North Dakota's higher education system needs new management to meet the needs of tomorrow's workforce, according to North Dakota House Majority Leader Al Carlson.
"The face of higher education has changed. We need to look at the next 20 years instead of the last 20 years," he said.
The Fargo Republican spoke Friday at the invitation of the Minot Area Chamber of Commerce's Governmental Affairs Committee to a group that included legislators, Minot State University students and faculty and others from business and local government.
Rep. Al Carlson, R-Fargo, North Dakota House majority leader, left, goes over legislative information with Rep. Jeff Delzer, R-Underwood, at the Minot Area Chamber of Commerce Governmental Affairs Committee gathering in The Vegas Friday.
Rep. Al Carlson of Fargo, foreground, takes a question during a presentation hosted by the Minot Area Chamber of Commerce Governmental Affairs Committee. Visible behind him are Minot State University student Danielle Foster and Rep. David Rust, of Tioga.
Carlson addressed the ballot measure that goes before voters in November to change the governance of the state's 11 colleges and universities from an eight-member advisory board and chancellor to a full-time, three-member commission.
The commission would be appointed by the governor and confirmed by the Senate in the same way that advisory board members currently are selected.
Carlson noted the troubles that the higher education system has seen recently a diploma mill at Dickinson State university, ouster of a chancellor after battles with university presidents and the University of North Dakota's purchase of a struggling research facility in violation of legislative intent.
"It's also become a $2 billion enterprise," he said. "It's a very big business, and it needs a new direction."
The Legislature has increased funding for higher education from $472 million in the 2007-09 biennium to $902 million in the 2013-15 biennium.
"And they still continue to raise tuition on the students. We need to look at efficiency. We need to look at better management," he said.
"Our citizens are stepping to the plate and doing their job," he said of the state funding level. "We need to make sure that trickles on down."
Carlson discounted one argument against a full-time board that suggests that universities could lose their accreditation. He said several states use commission governance and have accredited institutions. The accreditation panel wants to see that institutions are free from political influence.
"I don't believe there would be any more or less political influence," he said.

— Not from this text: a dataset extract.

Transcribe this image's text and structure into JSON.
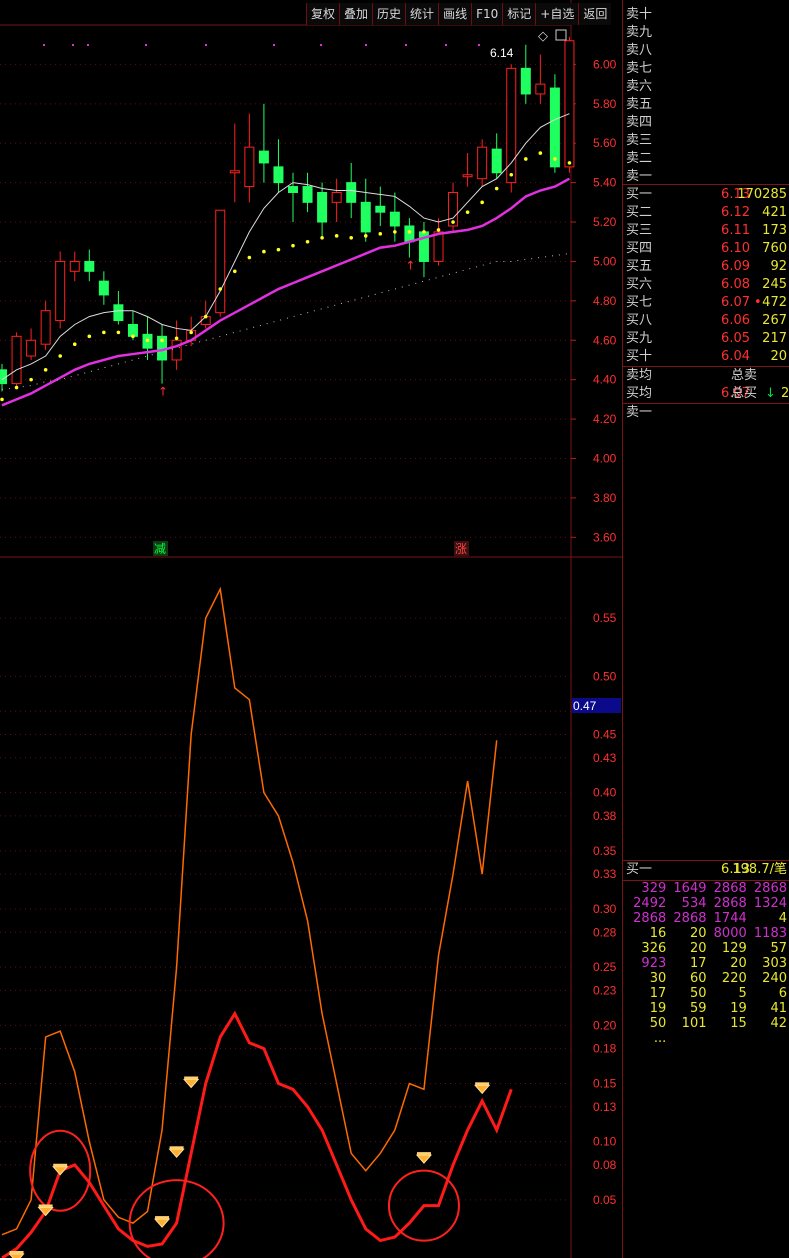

Danielle Foster, a member of the Minot State University Student Senate, offered her concern about students losing the voice that they now have with a voting member on the Board of Higher Education.
Carlson responded that he would like to see an advisory board with a student member continue to provide input to a new commission.
He also sought to ease concern that decisions about higher education would fall into the hands of a few, of which two would be a majority. He noted the similarity to the three-member Public Service Commission or three-member Industrial Commission.
Carlson added that the state needs to better define the role of college presidents and demand results from institutions, including ending any disconnect between higher education and workforce needs. He indicated support for a three-tier system with research, baccalaureate and technical/trade institutions a concept that hasn't had full support in Minot.
Chamber president John MacMartin said Minot State University is a comprehensive university that falls between a baccalaureate and a research university.
"It's a different niche," he said, noting the higher level of degree programs and instructor standards than the typical four-year university. "We have to somehow keep that in mind."
Carlson also stressed the need for more industrial arts courses in high schools to encourage students who consider trades careers over college. The state has upped funding to elementary and secondary schools to contribute to property-tax relief of more than $800 million this biennium. To continue that tax relief in the next biennium might require $1 billion, he said.
"The question is, can we continue that pace?" he said. "We just have to be careful as we go forward that we don't out-run our existing revenue."
He explained the state is spending money not designated to savings funds as fast as it comes in.
"But if we have a hiccup in our revenue, we have created ourselves a situation where something would go," he said. "The only thing that let's me sleep at night is a lot of it is in one-time spending."
However, he said there is a need to build infrastructure in oil-field communities and elsewhere to handle population increases.
"We are going to keep investing as a state in these growth areas," he said.